ACTION ITEM
Read through the records. Copy each line that has the word "this".

Component data from apps and pages

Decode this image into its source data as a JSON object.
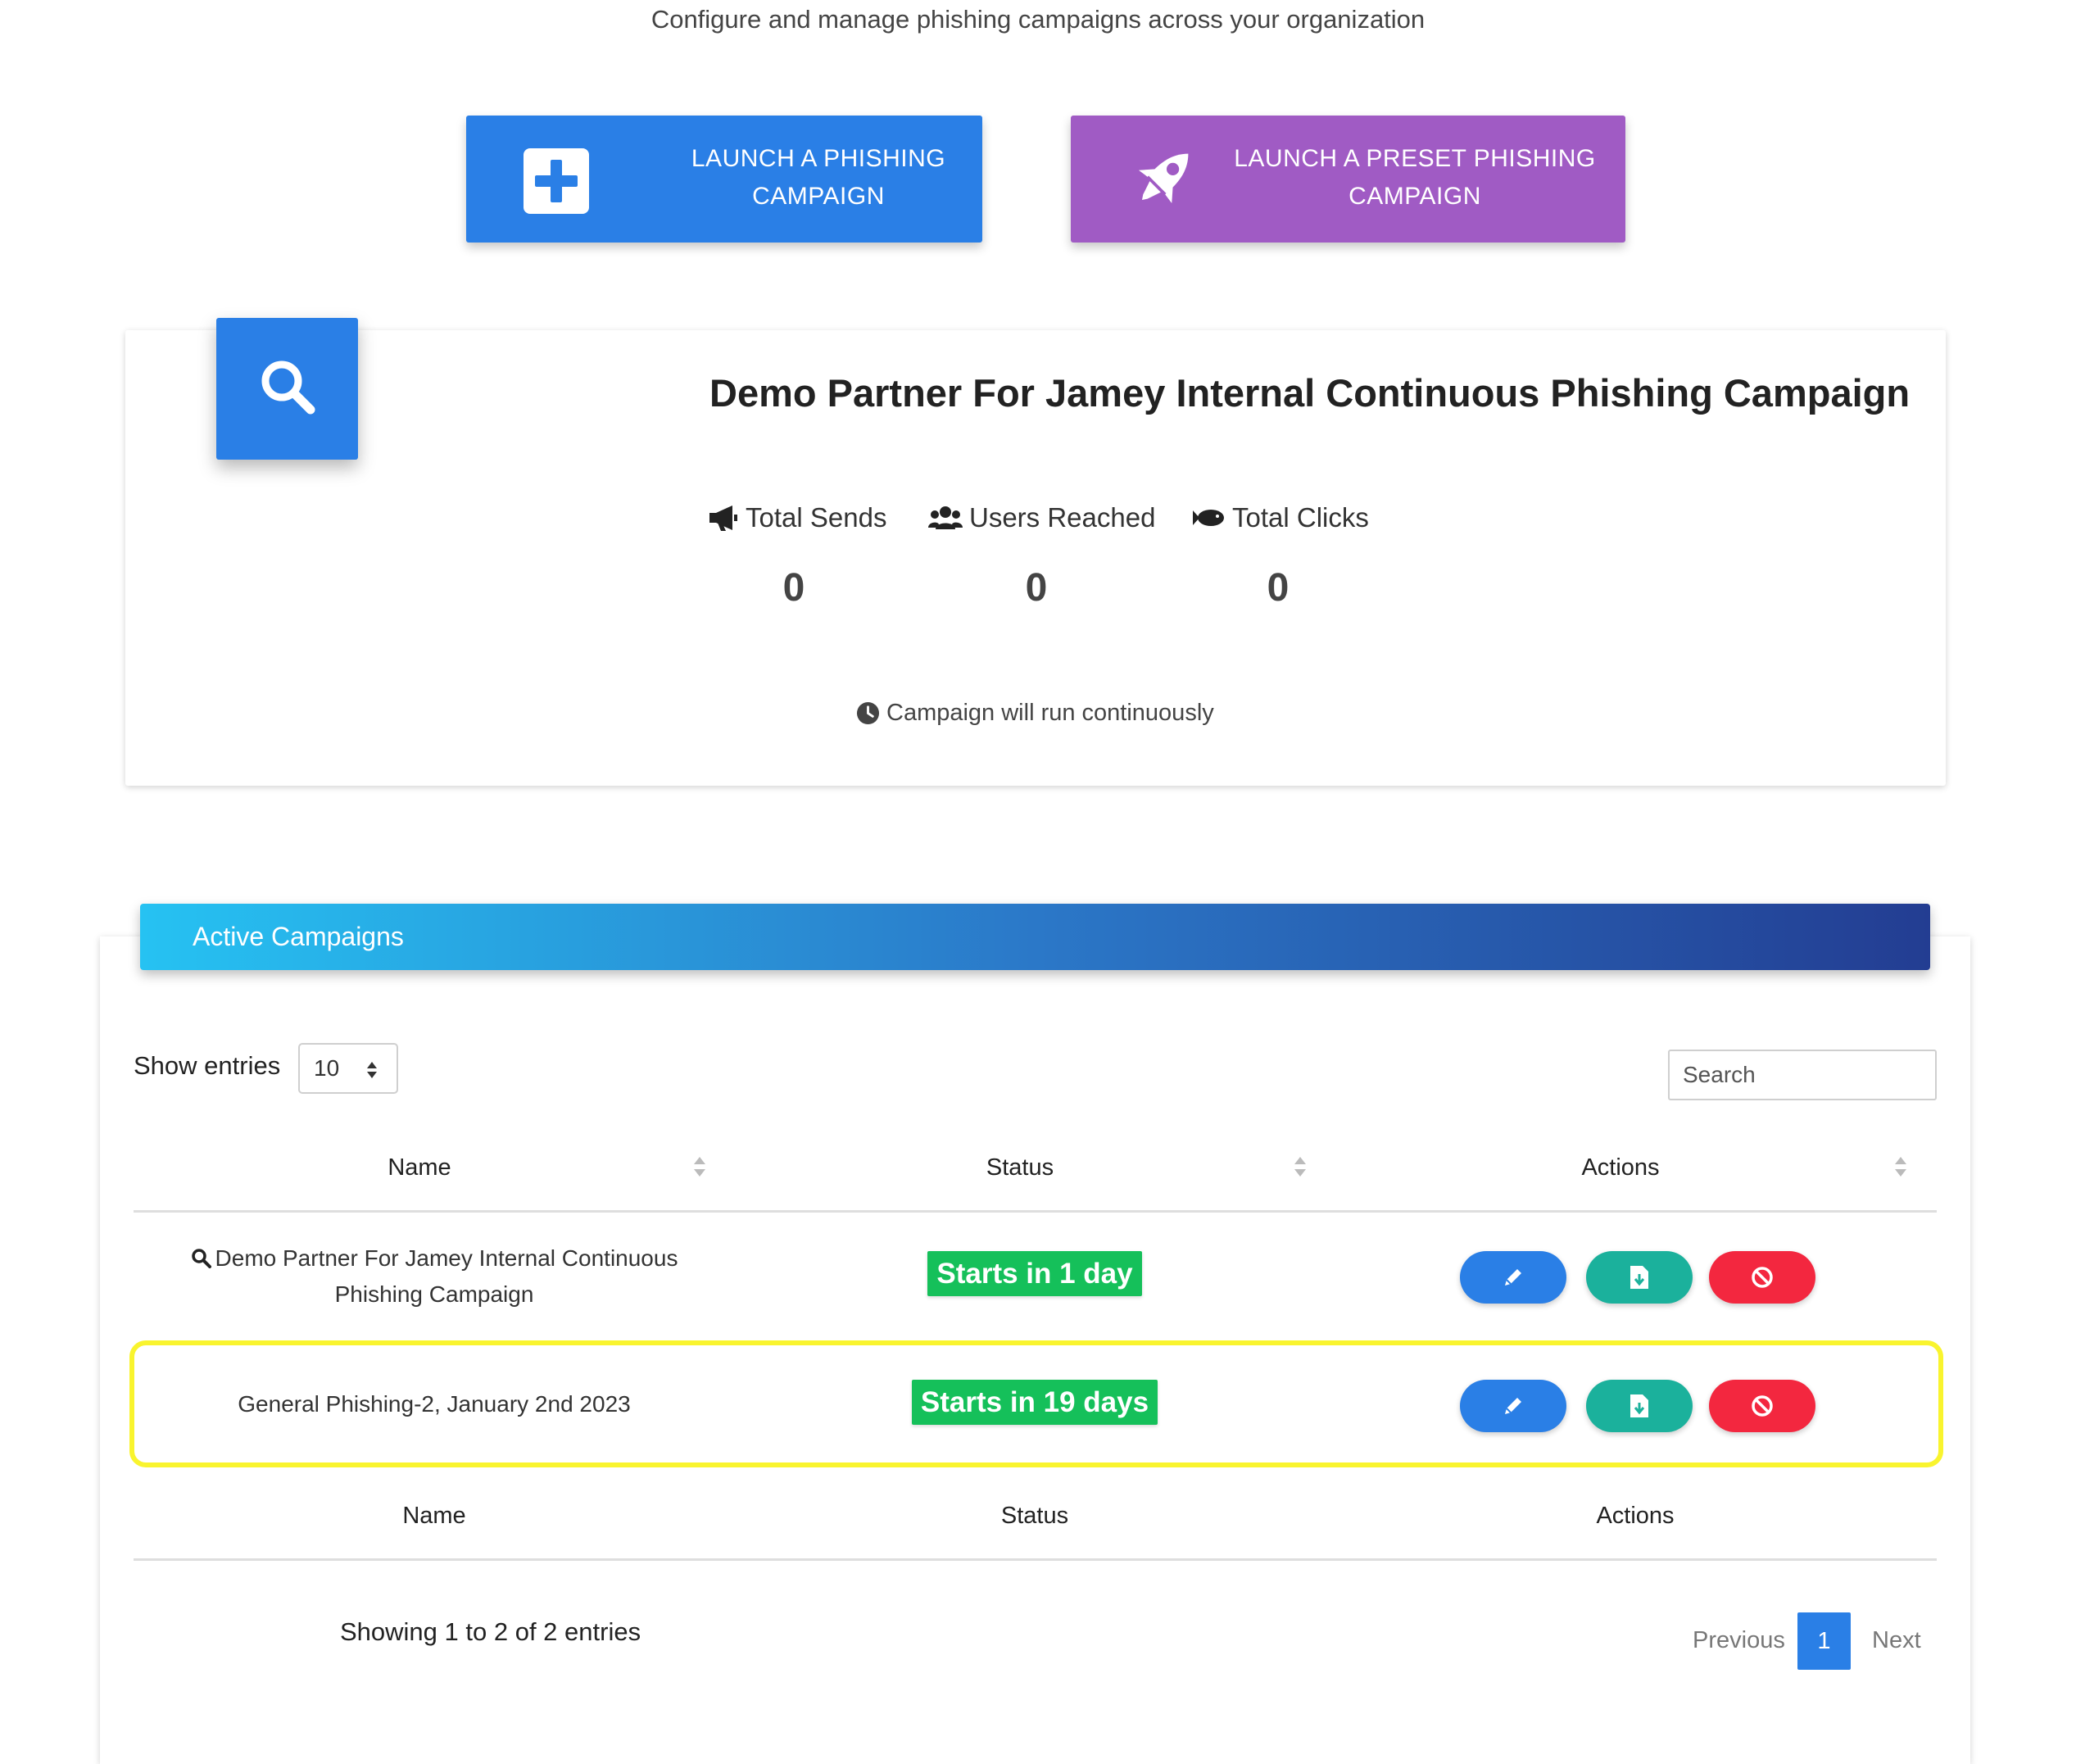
{
  "header": {
    "subtitle": "Configure and manage phishing campaigns across your organization"
  },
  "launch_buttons": {
    "phishing": {
      "label": "LAUNCH A PHISHING\nCAMPAIGN",
      "icon": "plus-square-icon",
      "color": "#2a7fe6"
    },
    "preset": {
      "label": "LAUNCH A PRESET PHISHING\nCAMPAIGN",
      "icon": "rocket-icon",
      "color": "#a05bc4"
    }
  },
  "summary": {
    "icon": "search-icon",
    "title": "Demo Partner For Jamey Internal Continuous Phishing Campaign",
    "stats": [
      {
        "icon": "megaphone-icon",
        "label": "Total Sends",
        "value": "0"
      },
      {
        "icon": "users-icon",
        "label": "Users Reached",
        "value": "0"
      },
      {
        "icon": "fish-icon",
        "label": "Total Clicks",
        "value": "0"
      }
    ],
    "run_note": "Campaign will run continuously",
    "run_note_icon": "clock-icon"
  },
  "active_campaigns": {
    "header": "Active Campaigns",
    "show_entries_label": "Show entries",
    "entries_value": "10",
    "search_placeholder": "Search",
    "columns": [
      "Name",
      "Status",
      "Actions"
    ],
    "rows": [
      {
        "name": "Demo Partner For Jamey Internal Continuous\nPhishing Campaign",
        "name_icon": "search-icon",
        "status": "Starts in 1 day"
      },
      {
        "name": "General Phishing-2, January 2nd 2023",
        "status": "Starts in 19 days"
      }
    ],
    "action_icons": [
      "pencil-icon",
      "file-download-icon",
      "ban-icon"
    ],
    "footer_columns": [
      "Name",
      "Status",
      "Actions"
    ],
    "info": "Showing 1 to 2 of 2 entries",
    "pagination": {
      "previous": "Previous",
      "current": "1",
      "next": "Next"
    }
  },
  "colors": {
    "primary": "#2a7fe6",
    "purple": "#a05bc4",
    "success": "#15c05a",
    "teal": "#1bb19c",
    "danger": "#f3273f",
    "highlight": "#f9f42e"
  }
}
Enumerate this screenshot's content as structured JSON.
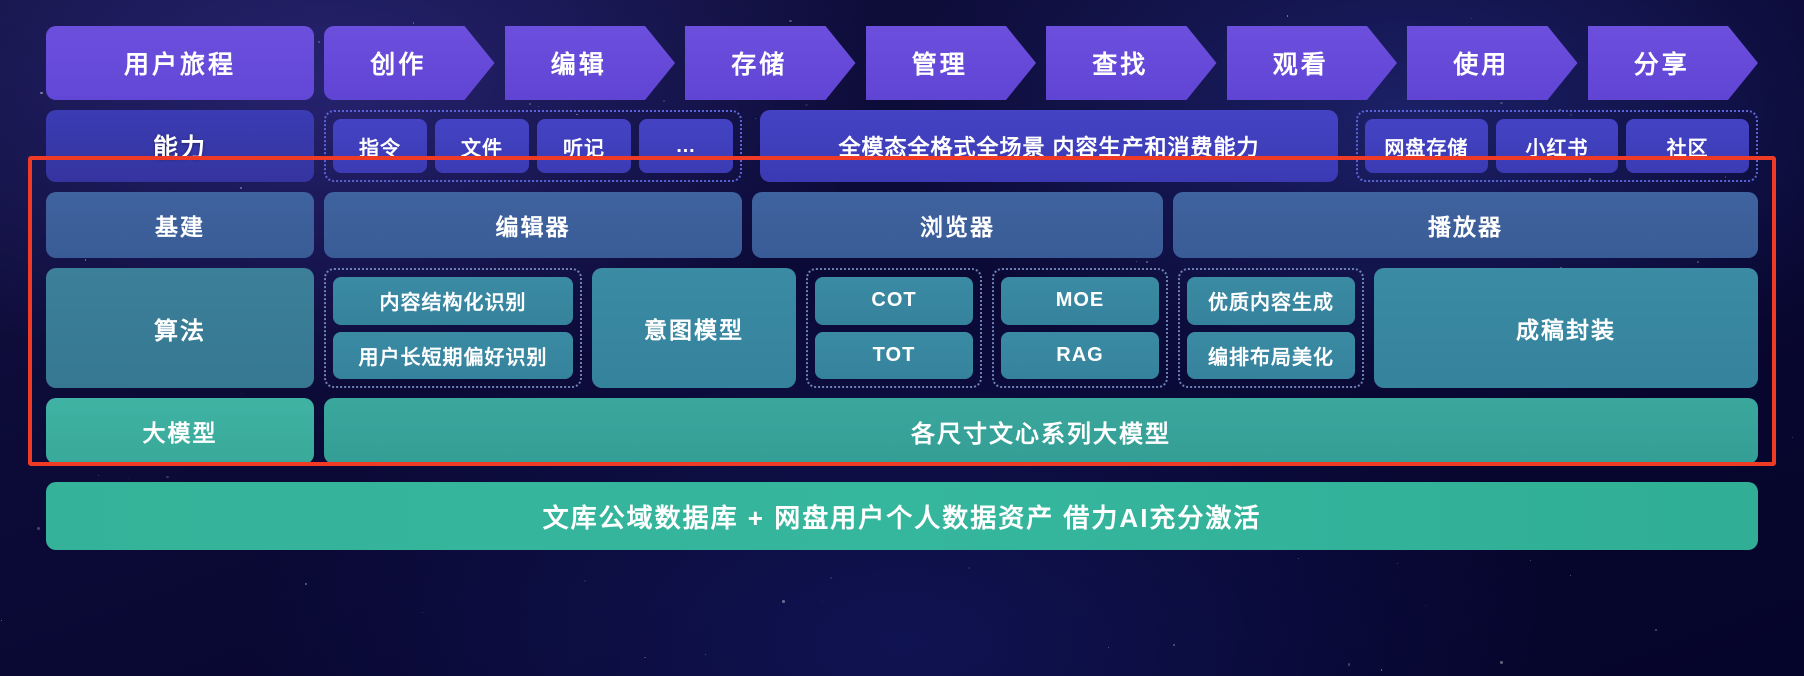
{
  "colors": {
    "journey": "#6c4fdd",
    "capability": "#3b3cb4",
    "infra": "#3f639f",
    "algorithm": "#3b8ba5",
    "model": "#3aa79d",
    "foundation": "#35b39a",
    "highlight": "#ef3b26",
    "background": "#0c0b38"
  },
  "journey_row": {
    "label": "用户旅程",
    "stages": [
      "创作",
      "编辑",
      "存储",
      "管理",
      "查找",
      "观看",
      "使用",
      "分享"
    ]
  },
  "capability_row": {
    "label": "能力",
    "group_left": [
      "指令",
      "文件",
      "听记",
      "…"
    ],
    "center_band": "全模态全格式全场景  内容生产和消费能力",
    "group_right": [
      "网盘存储",
      "小红书",
      "社区"
    ]
  },
  "infra_row": {
    "label": "基建",
    "items": [
      "编辑器",
      "浏览器",
      "播放器"
    ]
  },
  "algorithm_row": {
    "label": "算法",
    "group_structure": [
      "内容结构化识别",
      "用户长短期偏好识别"
    ],
    "intent_model": "意图模型",
    "group_cot": [
      "COT",
      "TOT"
    ],
    "group_moe": [
      "MOE",
      "RAG"
    ],
    "group_generation": [
      "优质内容生成",
      "编排布局美化"
    ],
    "final_package": "成稿封装"
  },
  "model_row": {
    "label": "大模型",
    "band": "各尺寸文心系列大模型"
  },
  "foundation_row": {
    "band": "文库公域数据库 + 网盘用户个人数据资产  借力AI充分激活"
  }
}
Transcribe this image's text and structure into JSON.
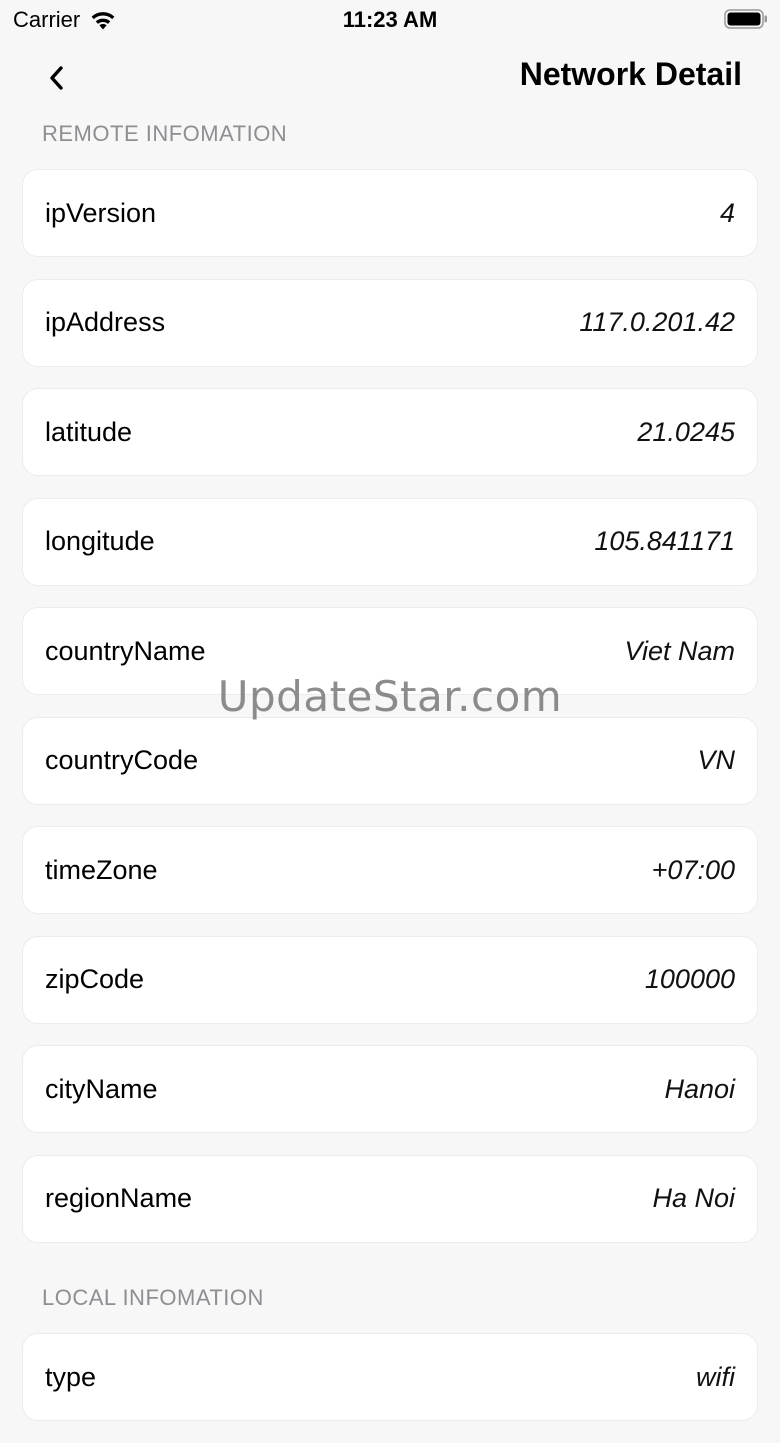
{
  "status_bar": {
    "carrier": "Carrier",
    "time": "11:23 AM"
  },
  "nav": {
    "title": "Network Detail",
    "back_icon": "chevron-left-icon"
  },
  "remote": {
    "header": "REMOTE INFOMATION",
    "rows": [
      {
        "label": "ipVersion",
        "value": "4"
      },
      {
        "label": "ipAddress",
        "value": "117.0.201.42"
      },
      {
        "label": "latitude",
        "value": "21.0245"
      },
      {
        "label": "longitude",
        "value": "105.841171"
      },
      {
        "label": "countryName",
        "value": "Viet Nam"
      },
      {
        "label": "countryCode",
        "value": "VN"
      },
      {
        "label": "timeZone",
        "value": "+07:00"
      },
      {
        "label": "zipCode",
        "value": "100000"
      },
      {
        "label": "cityName",
        "value": "Hanoi"
      },
      {
        "label": "regionName",
        "value": "Ha Noi"
      }
    ]
  },
  "local": {
    "header": "LOCAL INFOMATION",
    "rows": [
      {
        "label": "type",
        "value": "wifi"
      }
    ]
  },
  "watermark": "UpdateStar.com"
}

EXERCISE RESULT
Decode this image into its source data as a JSON object.
Enumerate this screenshot's content as structured JSON.
Transcribe this image's text and structure into JSON.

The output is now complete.